It’s one of the stranger rituals of Boston politics: For each Election Day, a pristine ballot box is cleaned, filled with fresh ink, and force-fed at least 50 test ballots before being lugged to a seaside precinct where nobody will vote.It’s the lonely machine,’’ said Loretta Paulding, the election warden in charge of Ward 1, Precinct 15, for the last 15 years. “But I do have to keep an eye on it. And at the end of the night, I still have to tally up zero, zero, zero.’’
This phantom precinct, made up of Boston’s Harbor Islands, where no ballots have been cast in the last four elections, is a quirk of the city’s intricate electoral landscape, which because of an obscure legal exemption has not been redrawn in almost a century. The archaic system will be on display again today, when Boston voters go to the polls to elect a mayor and City Council.
Critics argue that the antiquated structure should be reorganized and streamlined to reduce the number of precincts, an overhaul that would require fewer poll workers and police officers and save taxpayers an estimated extra $100,000 per election, according to MassVOTE, a nonpartisan voting rights group. The current, lopsided structure leaves the busiest ballot boxes with more than 2,300 voters during some elections, while other precincts have far fewer.

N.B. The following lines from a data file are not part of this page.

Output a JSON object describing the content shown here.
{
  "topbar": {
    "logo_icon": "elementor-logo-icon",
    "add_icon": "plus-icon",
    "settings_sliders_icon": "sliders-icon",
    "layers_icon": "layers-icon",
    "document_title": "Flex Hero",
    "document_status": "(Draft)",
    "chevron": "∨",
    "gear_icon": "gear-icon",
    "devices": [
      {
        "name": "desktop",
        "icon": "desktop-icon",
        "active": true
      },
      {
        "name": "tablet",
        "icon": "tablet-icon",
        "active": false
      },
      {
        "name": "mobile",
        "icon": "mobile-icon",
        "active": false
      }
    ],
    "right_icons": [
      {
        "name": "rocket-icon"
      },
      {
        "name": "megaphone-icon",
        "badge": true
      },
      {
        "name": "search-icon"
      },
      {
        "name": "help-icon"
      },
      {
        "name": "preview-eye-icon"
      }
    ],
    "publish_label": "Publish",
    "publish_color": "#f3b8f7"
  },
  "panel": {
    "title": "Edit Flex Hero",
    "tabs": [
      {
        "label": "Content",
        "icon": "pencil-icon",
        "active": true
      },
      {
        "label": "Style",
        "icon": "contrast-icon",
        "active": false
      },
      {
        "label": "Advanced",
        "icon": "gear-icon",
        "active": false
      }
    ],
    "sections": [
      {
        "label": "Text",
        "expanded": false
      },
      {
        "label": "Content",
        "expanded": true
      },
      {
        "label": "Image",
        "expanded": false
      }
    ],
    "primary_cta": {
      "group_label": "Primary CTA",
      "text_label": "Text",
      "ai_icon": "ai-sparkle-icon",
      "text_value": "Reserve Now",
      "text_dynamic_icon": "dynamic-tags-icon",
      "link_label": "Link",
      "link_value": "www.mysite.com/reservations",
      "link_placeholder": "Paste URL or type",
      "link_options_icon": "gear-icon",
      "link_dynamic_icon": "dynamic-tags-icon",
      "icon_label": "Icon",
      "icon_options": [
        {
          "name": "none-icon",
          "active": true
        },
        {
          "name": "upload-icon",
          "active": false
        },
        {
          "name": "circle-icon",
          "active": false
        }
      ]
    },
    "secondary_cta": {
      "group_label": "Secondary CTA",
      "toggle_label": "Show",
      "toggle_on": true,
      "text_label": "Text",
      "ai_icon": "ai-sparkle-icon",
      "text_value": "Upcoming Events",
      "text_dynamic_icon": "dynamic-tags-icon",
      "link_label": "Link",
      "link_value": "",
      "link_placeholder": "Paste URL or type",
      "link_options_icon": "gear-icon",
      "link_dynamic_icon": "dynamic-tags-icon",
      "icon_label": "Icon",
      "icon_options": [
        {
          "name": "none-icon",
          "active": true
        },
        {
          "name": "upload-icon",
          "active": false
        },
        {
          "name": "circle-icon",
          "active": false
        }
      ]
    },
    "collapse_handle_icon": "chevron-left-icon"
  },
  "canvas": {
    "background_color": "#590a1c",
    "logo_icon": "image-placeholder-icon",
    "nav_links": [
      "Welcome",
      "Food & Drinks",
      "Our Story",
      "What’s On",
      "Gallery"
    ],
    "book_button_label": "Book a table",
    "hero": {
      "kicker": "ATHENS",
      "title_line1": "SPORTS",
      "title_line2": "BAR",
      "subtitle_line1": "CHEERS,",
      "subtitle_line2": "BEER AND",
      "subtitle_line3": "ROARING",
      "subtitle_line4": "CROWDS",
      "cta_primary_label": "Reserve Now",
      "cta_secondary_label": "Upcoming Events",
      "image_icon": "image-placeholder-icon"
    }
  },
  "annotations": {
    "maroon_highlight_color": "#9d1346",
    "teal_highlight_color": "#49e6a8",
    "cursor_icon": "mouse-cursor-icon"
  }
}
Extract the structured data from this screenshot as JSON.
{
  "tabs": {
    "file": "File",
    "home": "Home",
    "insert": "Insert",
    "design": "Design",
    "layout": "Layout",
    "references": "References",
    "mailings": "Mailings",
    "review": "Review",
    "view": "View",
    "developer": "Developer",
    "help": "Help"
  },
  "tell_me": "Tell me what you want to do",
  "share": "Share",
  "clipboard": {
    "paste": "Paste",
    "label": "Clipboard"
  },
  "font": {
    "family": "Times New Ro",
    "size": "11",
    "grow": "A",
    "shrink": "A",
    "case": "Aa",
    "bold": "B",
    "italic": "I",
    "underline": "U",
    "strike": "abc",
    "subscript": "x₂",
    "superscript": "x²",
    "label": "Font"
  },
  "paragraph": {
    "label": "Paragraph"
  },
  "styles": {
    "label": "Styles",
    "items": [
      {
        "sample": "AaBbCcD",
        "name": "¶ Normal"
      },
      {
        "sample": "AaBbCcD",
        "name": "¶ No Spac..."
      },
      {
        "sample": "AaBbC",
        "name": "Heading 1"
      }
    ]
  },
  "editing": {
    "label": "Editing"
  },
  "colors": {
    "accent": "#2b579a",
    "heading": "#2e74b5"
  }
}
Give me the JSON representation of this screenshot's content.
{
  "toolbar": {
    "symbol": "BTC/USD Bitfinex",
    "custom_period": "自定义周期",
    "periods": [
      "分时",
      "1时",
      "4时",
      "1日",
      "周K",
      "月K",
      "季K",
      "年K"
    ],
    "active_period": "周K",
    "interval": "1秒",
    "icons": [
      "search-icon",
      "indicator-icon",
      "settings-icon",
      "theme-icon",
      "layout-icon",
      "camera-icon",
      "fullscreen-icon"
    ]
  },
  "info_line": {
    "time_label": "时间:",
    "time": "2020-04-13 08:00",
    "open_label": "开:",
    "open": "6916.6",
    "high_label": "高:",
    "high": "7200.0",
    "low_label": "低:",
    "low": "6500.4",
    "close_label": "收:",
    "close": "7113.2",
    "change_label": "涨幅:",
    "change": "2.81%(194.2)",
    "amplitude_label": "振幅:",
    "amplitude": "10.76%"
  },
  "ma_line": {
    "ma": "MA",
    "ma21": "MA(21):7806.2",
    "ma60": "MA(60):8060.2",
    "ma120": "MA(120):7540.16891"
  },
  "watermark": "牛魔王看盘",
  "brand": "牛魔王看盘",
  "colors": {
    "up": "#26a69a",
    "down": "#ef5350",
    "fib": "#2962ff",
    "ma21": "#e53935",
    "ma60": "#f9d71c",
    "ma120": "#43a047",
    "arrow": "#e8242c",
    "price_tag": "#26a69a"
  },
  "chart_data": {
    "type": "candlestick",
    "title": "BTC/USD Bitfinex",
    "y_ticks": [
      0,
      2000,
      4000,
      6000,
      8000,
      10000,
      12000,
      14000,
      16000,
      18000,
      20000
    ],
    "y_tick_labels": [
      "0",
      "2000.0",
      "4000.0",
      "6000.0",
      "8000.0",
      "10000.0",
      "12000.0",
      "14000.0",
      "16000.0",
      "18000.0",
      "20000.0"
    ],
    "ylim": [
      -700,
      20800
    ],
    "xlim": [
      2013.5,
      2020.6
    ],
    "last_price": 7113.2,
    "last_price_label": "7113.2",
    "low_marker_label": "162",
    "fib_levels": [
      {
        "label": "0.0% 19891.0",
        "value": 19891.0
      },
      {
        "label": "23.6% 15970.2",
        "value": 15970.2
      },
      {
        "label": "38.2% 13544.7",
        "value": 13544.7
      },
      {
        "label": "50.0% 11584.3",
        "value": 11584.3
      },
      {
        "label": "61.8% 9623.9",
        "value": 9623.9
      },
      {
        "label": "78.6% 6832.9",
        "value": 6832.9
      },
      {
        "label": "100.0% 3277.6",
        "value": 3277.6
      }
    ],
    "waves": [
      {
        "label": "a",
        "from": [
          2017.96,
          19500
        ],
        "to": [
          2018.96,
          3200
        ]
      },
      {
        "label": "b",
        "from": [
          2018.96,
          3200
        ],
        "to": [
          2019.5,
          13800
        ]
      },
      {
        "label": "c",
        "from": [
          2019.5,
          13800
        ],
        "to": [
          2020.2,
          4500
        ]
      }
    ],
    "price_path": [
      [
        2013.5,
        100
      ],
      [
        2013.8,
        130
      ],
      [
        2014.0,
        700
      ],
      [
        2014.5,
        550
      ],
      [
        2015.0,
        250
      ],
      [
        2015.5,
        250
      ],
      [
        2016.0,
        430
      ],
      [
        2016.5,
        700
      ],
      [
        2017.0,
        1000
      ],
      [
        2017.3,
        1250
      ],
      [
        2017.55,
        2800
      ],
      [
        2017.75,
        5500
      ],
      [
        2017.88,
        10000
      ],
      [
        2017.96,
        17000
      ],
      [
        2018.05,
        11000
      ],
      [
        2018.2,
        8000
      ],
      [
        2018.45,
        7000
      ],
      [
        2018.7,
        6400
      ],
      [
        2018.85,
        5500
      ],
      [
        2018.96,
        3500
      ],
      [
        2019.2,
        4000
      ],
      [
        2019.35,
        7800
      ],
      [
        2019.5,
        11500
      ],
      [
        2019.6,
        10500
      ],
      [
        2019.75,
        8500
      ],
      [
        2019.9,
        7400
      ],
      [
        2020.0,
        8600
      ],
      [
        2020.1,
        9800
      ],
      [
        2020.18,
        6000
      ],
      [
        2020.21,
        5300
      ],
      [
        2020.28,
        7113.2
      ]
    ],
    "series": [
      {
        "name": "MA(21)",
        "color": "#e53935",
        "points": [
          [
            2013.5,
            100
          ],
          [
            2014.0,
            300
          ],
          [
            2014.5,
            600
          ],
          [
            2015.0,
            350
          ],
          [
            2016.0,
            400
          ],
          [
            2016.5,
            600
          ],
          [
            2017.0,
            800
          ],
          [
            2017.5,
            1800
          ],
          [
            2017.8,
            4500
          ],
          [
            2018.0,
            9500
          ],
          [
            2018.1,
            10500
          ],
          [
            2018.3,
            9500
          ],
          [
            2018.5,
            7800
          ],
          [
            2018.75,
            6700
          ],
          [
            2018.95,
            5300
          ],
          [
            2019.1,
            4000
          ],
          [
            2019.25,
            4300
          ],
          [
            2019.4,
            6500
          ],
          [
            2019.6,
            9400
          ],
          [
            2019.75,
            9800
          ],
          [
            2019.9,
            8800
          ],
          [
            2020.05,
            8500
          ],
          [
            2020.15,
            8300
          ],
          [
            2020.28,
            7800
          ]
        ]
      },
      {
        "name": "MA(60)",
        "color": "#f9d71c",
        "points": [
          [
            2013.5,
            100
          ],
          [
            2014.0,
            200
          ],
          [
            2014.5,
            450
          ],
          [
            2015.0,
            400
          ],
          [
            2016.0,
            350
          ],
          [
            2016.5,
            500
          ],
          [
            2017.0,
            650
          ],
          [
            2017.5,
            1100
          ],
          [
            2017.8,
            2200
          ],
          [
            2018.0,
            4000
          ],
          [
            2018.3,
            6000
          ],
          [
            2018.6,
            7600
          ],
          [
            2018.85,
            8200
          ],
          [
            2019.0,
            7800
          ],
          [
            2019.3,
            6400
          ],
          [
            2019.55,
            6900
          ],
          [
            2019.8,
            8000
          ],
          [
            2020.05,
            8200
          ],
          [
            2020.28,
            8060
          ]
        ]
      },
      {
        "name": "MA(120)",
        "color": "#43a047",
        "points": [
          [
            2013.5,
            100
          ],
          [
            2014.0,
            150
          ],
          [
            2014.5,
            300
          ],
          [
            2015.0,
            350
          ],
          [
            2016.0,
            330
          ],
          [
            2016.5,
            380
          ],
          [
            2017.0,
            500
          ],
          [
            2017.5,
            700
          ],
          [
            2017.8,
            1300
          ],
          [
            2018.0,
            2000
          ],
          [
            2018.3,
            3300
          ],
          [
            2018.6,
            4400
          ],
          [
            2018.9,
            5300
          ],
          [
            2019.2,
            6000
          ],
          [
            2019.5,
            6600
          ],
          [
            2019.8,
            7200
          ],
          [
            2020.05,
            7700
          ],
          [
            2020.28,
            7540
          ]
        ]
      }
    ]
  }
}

“This one little voting place is so out of whack that it is an indication that all the precincts in Boston are in need of adjustment,’’ said Avi Green, executive director of MassVOTE. “They all need to catch up with the last 100 years of demographics and history in our city.’’